He used to run with his better-known partner, Slick Rick, as part of the Kangol Crew.  Indeed fans of these two artists have noticed that their styles are quite similar, with Dane even being recognized as a protege of Rick's.

The cover to Dana Dane's 2009 novel, Numbers.
Despite apparently falling out of the rap game a while back, Dana Dane has been busy in other endeavors, such as writing a deadass novel back in 2009 which, according to Amazon and Goodreads, isn't half bad.


Dana Dane with Fame is your standard braggadocio rap song - 1980's style.  For instance instead of Dane calling his opps punks or some even less-flattering appellation, he says "they're ultra-defeated".  Also he doesn't threaten them with gun violence but instead more along the lines of showing them up on the mic.  Moreover, just like his modern-day counterparts, Dane does get quite-risque, considering the era, when talking about women, making references to ideologies such as 'massaging female butts' and 'caressing their chests'.

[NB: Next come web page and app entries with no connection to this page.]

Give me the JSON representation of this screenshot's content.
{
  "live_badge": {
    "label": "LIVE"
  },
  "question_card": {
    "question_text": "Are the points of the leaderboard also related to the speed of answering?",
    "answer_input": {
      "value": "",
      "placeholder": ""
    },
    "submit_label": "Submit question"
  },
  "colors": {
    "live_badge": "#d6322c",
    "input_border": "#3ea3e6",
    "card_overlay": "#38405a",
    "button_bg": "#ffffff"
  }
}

At one point the track's producer, Hurby Luv Bug, has to interject to prevent him from saying the word 'ass' whilst dissing rival emcees.  But even at this juncture, Dane lets it be known that soon the day will come when lyrically he will unhinged.

The cover of Dana Dane's debut album, Dana Dane with Fame.

As alluded to earlier, a good portion of the song is about the rapper's interactions with women.  In the first verse Dane gives tips - though once again using Puritan verbiage compared to today's norms - on how to sexually satisfy a lady.  And the third verse features Dane detailing a sexual experience he had with a woman whom he apparently had just met, complete with a climax which I'm confident would be considered racist against Southeast Asians in this day and age.

The song in its entirety is basically the rapper presenting himself as famous, even internationally-known.  Again this song is off of his debut album, and back in those days mixtapes were not part of the mainstream industry.  That means for the most part that he wasn't actually famous (outside of the the then 'hood-based rap industry), and what this song actually represents is an exercise in positivity thinking.  What it is all meant to ultimately boil down to is Dana Dane considering himself one of the dopest MCs in the rap game.


I couldn't find writing credits for this song.  But since it is from a day when ghostwriters were more or less nonexistent, we can presume it was by and large penned by Dana Dane himself.

It is very possible that Hurby Luv Bug made some lyrical contributions to the song, considering that he also had a hand in writing other rap hits he helped create, such as Salt-N-Pepa's Push It which also came out in 1987, when the Luv Bug was at his peak.

Dana Dane and his homey, Slick Rick, in 2005.

Content wise this the same as any other similar-themed rap you'd hear on the radio these days, devoid of the overt references to gun violence, intoxication and wealth.  It basically feature Dana Dane bigging up himself and 'entertaining' the audience with sexually-graphic lyrics.

But for every rapper from the 1980's who has been able to go Hollywood, there are 100 others who have since disappeared into relative obscurity, like Dana Dane.  But throughout the years he has apparently remained active in the entertainment field in a number of different endeavors.